### [Work task]
Looking at the entries, how many lines hold the word "JSON"? State the number by itself.

### [Supplied entries]
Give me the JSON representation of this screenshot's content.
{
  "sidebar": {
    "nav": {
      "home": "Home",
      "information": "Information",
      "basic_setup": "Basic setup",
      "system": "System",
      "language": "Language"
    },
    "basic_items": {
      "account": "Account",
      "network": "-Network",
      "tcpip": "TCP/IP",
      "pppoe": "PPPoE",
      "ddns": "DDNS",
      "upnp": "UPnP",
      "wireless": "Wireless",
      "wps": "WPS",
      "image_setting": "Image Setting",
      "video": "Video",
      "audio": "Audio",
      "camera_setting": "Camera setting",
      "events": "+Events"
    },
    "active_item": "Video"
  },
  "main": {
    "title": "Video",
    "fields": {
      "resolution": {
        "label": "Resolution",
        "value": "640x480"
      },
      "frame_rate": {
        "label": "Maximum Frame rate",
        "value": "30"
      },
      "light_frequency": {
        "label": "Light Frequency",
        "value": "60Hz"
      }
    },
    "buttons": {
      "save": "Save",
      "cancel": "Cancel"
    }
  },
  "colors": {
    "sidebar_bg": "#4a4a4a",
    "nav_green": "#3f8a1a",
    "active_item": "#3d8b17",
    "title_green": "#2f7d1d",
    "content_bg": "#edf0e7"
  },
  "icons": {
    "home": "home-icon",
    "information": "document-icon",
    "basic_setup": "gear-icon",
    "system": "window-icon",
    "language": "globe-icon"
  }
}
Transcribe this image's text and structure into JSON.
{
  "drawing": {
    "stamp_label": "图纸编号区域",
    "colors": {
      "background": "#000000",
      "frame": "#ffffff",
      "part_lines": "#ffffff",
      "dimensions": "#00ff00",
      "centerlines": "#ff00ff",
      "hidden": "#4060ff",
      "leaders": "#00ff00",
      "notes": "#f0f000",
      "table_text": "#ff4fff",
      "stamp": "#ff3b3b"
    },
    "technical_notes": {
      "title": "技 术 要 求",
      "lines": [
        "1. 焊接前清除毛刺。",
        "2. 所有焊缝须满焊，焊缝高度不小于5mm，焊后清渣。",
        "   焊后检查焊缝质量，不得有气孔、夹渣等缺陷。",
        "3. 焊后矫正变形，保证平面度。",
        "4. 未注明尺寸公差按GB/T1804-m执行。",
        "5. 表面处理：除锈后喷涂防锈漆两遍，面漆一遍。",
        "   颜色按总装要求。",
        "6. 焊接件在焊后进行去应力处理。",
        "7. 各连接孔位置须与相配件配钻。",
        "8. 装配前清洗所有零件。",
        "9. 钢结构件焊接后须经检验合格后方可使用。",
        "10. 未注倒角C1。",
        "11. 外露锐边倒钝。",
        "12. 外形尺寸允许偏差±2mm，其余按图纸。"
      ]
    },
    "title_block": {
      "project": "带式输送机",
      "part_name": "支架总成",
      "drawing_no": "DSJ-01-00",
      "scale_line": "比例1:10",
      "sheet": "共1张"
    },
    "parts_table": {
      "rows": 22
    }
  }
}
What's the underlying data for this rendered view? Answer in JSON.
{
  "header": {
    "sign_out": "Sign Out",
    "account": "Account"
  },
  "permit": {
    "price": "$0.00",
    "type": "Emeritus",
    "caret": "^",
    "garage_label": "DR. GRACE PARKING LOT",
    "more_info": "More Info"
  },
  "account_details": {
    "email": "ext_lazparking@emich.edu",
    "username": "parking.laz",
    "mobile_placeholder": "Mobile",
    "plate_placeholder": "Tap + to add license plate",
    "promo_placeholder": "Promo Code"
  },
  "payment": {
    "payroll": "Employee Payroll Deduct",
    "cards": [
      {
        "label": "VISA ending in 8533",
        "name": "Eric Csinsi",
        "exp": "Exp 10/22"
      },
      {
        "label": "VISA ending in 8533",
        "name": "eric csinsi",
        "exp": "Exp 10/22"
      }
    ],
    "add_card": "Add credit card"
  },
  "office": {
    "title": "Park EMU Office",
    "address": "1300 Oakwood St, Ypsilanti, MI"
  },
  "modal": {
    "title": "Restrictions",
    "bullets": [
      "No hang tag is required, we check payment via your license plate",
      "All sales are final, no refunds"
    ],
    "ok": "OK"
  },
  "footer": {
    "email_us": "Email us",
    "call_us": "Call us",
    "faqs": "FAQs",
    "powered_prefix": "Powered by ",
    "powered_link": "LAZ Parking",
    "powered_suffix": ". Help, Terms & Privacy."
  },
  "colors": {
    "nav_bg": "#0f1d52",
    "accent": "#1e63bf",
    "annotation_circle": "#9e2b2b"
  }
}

### [Answer to this problem]
3